Then there was the issue of Setting. One was no longer sufficient. In order for readers to understand each alien as representative of a species, a culture, a civilization, without huge blocks of assertion and interruptive back-information, it seemed best to show each in its own matrix. Torc is a space voyager; he appears in the opening paragraphs on the bridge of his ship. The Cwrth is a planet-dweller; she confronts the alien intruder, Torc, in the confines of a room sacred to her people … and critical to the Lovecraftian theme.
As to writing and entertainment value … well, trust me on this one—given where “‘Fortitude to Highest Victory’” ranked on either chart, the only way “Space Opera” could go was up.
“Space Opera” is a fundamentally different story from “‘Fortitude to Highest Victory.’” For one thing, at 10,000+ words it is three times longer. It took substantially more time, effort, and ingenuity to deal with than did the original; a huge part of the labor, in fact, related to deciding what and how much of the original was even worth salvaging, beyond Torc and the Cwrth. The process, though long, was satisfying. I came to know both Torc and the Cwrth more fully than before; I understood more fully what each had to lose or to gain; and I wrote from the beginning with the Lovecraftian theme in mind, even though it doesn’t appear until late in the story. But when it does … wow!

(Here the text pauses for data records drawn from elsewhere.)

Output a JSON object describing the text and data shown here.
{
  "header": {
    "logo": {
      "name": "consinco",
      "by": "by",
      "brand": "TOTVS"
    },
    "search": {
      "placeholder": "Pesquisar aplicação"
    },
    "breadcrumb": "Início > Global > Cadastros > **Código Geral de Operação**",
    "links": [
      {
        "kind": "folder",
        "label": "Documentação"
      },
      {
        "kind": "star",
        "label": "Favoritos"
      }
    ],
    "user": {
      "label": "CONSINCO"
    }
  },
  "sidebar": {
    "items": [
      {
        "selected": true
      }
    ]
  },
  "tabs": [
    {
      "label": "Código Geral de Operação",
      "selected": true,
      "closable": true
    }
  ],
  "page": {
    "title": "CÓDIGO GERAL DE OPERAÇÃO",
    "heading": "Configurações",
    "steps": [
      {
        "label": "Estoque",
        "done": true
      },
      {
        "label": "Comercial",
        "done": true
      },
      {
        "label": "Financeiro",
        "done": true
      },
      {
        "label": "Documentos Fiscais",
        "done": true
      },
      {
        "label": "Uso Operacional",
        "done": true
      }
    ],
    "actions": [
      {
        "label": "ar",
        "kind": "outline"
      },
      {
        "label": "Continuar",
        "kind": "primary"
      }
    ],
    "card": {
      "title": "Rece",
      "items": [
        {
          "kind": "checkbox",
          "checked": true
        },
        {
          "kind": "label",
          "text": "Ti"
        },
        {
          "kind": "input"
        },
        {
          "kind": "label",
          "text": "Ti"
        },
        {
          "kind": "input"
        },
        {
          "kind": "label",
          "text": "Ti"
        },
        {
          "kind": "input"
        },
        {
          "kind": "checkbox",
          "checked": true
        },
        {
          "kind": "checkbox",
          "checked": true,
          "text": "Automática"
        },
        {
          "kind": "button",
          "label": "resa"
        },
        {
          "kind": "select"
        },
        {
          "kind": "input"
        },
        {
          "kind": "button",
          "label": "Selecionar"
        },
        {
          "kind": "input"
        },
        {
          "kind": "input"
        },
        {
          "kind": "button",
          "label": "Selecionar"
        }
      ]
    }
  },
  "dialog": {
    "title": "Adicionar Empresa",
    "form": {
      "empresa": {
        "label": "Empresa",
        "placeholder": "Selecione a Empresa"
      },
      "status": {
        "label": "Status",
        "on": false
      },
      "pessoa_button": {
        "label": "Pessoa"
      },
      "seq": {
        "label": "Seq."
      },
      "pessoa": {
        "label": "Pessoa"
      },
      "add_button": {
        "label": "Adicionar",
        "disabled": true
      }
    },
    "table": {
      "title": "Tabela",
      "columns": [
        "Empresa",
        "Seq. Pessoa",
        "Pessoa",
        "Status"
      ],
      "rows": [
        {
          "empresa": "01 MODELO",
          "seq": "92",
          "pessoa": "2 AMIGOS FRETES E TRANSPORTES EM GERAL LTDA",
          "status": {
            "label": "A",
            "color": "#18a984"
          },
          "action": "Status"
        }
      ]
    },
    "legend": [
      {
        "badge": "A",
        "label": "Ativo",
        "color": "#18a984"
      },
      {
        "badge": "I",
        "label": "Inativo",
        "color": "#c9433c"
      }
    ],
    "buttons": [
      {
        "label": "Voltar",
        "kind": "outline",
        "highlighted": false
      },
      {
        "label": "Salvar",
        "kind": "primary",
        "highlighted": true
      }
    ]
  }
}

Is it still a ‘terrible’ story? Not to me, at any rate.
Is it a ‘better’ story? Yes.
Is it a ‘great’ story? I don’t know.
But please do give it a try—along with six other sterling pieces. Join the “Book Bomb” and get an eBook of Space Eldritch on Monday, October 29.
You won’t be disappointed.